## WHAT THE TASK REQUIRES:
Find the line with "Enumerate this screenshot's" in the data below, then restate it and all remaining lines exactly, adding nothing.
• • • • •
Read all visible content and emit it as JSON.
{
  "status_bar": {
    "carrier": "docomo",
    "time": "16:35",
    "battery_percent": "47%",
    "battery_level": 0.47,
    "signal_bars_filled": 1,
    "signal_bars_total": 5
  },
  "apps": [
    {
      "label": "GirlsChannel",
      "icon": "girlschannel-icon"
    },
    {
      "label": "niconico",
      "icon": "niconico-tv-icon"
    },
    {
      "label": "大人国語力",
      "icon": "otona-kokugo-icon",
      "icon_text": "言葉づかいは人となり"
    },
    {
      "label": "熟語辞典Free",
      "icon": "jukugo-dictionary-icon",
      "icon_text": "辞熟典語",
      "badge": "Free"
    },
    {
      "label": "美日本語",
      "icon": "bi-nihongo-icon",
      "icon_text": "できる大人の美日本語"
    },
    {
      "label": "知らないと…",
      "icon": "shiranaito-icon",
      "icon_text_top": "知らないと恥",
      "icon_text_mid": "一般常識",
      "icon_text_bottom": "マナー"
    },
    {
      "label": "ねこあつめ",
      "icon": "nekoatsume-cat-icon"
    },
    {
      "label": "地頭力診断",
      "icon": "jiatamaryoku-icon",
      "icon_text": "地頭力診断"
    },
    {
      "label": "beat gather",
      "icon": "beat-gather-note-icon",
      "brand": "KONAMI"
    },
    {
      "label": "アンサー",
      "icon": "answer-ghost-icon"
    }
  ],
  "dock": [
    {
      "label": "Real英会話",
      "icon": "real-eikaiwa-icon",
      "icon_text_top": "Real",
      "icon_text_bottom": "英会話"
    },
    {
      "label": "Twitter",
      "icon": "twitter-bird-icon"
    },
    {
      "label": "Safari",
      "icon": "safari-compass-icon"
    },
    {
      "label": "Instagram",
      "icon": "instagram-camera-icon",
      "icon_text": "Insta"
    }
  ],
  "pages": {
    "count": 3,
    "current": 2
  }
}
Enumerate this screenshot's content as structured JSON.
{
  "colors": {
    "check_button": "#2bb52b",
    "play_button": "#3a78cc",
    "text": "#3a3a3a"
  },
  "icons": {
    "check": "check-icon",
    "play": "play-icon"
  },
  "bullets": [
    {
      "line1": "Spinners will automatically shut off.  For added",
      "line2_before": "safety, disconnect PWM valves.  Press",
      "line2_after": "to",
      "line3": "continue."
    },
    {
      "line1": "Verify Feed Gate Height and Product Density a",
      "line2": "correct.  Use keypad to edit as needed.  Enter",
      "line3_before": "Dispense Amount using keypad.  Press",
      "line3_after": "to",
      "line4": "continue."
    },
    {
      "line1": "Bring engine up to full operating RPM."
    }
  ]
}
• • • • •
## RESULT FOR THIS EXERCISE:
Enumerate this screenshot's content as structured JSON.
{
  "colors": {
    "check_button": "#2bb52b",
    "play_button": "#3a78cc",
    "text": "#3a3a3a"
  },
  "icons": {
    "check": "check-icon",
    "play": "play-icon"
  },
  "bullets": [
    {
      "line1": "Spinners will automatically shut off.  For added",
      "line2_before": "safety, disconnect PWM valves.  Press",
      "line2_after": "to",
      "line3": "continue."
    },
    {
      "line1": "Verify Feed Gate Height and Product Density a",
      "line2": "correct.  Use keypad to edit as needed.  Enter",
      "line3_before": "Dispense Amount using keypad.  Press",
      "line3_after": "to",
      "line4": "continue."
    },
    {
      "line1": "Bring engine up to full operating RPM."
    }
  ]
}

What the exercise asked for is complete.